Assigned task: Reproduce each line from the records that holds "JSON".

Exercise data:
------------------------------

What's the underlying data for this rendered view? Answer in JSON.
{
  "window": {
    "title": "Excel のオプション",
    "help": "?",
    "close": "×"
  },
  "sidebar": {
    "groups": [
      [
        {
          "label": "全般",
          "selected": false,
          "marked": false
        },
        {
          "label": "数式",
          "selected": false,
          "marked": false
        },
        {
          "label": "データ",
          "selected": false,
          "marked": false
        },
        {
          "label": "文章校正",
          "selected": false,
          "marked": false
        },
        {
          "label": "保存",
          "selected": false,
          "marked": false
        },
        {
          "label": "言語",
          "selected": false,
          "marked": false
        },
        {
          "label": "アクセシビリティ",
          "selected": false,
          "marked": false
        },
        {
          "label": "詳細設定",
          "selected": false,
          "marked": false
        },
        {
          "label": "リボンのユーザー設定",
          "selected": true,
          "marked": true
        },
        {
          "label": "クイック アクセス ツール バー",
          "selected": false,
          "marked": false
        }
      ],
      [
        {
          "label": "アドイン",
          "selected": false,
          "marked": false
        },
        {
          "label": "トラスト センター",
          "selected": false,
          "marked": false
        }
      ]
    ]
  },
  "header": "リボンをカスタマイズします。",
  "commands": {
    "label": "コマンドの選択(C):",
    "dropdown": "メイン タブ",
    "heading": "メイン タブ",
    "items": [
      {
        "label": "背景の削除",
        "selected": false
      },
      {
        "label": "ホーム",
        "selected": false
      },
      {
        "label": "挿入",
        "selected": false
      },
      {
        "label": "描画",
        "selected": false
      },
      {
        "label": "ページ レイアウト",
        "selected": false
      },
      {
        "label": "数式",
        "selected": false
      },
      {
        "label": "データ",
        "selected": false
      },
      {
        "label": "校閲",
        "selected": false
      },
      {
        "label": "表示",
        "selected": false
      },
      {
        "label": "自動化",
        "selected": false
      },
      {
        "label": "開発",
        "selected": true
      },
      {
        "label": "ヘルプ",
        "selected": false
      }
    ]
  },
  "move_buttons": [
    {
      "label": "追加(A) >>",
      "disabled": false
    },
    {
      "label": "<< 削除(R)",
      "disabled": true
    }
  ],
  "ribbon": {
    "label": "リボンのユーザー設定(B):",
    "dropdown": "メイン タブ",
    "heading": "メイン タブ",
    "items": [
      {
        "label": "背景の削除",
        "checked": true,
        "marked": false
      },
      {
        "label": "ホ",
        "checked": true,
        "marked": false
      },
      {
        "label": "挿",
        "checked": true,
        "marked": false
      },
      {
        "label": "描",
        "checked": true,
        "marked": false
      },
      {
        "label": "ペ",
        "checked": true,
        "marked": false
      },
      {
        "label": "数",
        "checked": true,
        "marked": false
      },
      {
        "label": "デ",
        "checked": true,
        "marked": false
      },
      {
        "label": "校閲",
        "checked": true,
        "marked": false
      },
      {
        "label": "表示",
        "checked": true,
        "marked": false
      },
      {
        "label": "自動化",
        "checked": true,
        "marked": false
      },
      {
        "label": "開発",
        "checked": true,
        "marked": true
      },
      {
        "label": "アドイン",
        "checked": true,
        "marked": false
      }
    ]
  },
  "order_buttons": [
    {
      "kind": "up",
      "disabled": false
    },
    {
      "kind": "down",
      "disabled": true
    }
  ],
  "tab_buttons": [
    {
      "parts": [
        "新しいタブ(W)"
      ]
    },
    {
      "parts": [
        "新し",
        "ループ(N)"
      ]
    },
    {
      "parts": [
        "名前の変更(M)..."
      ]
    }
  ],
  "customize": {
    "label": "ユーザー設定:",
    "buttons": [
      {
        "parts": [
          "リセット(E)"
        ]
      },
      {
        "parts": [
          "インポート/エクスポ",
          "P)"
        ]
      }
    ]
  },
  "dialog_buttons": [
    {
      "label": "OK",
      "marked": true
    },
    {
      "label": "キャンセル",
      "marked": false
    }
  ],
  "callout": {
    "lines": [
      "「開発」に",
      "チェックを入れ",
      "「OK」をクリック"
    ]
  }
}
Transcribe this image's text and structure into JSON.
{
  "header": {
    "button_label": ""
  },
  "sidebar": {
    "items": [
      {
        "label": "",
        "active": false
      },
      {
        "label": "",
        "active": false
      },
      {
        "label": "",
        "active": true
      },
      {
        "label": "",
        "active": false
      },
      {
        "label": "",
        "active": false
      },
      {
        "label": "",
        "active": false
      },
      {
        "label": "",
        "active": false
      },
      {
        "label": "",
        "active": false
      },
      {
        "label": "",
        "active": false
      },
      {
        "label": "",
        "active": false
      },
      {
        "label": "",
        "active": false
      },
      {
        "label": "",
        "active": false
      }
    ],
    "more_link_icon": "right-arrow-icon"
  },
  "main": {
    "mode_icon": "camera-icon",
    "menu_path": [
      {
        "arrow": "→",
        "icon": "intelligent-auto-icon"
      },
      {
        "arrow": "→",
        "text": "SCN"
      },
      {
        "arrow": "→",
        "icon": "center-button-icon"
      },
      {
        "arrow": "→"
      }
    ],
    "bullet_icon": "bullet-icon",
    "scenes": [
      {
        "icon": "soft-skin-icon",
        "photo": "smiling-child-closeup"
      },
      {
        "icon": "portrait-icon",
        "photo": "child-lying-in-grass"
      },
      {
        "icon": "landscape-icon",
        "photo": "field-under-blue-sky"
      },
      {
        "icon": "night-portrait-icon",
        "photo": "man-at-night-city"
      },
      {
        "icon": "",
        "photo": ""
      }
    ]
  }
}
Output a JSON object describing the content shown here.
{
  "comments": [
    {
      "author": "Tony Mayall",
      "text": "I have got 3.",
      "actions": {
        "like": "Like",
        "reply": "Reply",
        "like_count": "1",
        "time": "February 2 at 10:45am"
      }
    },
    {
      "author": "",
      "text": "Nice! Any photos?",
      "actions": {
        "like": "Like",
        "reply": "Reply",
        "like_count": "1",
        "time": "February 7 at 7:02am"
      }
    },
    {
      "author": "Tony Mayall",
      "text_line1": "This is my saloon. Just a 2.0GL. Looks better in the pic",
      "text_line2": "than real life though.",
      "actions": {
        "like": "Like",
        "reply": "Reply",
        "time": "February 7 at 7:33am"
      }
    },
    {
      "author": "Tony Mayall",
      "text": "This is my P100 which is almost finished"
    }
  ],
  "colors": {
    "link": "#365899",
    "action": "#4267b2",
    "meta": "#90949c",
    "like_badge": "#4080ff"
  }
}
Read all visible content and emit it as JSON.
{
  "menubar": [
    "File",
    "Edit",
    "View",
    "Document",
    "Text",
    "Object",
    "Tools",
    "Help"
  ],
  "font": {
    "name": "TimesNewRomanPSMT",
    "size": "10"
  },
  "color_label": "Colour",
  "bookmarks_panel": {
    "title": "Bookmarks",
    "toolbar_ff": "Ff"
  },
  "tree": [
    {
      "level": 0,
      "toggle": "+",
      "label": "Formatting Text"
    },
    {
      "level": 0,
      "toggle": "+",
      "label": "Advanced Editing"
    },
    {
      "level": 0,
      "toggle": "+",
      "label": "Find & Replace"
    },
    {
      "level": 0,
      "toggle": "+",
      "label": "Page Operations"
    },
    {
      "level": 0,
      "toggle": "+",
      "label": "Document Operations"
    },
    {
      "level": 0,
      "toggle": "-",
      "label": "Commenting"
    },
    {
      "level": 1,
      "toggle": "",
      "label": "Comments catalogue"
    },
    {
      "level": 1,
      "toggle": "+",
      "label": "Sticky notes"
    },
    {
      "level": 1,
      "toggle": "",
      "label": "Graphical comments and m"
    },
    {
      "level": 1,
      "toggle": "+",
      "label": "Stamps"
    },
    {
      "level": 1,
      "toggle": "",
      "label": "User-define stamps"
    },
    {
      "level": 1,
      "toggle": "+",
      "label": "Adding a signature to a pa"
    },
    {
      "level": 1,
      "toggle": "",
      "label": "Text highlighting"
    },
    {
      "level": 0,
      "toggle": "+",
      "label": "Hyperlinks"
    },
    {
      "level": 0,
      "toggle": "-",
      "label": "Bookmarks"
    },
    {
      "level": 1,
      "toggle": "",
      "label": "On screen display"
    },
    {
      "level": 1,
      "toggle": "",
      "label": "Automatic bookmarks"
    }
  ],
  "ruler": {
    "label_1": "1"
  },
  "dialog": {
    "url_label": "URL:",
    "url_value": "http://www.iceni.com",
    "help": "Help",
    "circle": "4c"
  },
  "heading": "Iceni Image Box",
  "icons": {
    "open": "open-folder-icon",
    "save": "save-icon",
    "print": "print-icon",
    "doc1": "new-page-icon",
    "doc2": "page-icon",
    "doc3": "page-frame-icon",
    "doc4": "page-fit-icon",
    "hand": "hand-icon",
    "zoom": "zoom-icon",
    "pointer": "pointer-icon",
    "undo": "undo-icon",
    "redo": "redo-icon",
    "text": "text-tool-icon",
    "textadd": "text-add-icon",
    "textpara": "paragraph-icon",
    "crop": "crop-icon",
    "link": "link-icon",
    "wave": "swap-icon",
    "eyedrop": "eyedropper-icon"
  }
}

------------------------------

The completed task:
What's the underlying data for this rendered view? Answer in JSON.
Transcribe this image's text and structure into JSON.
Output a JSON object describing the content shown here.
Read all visible content and emit it as JSON.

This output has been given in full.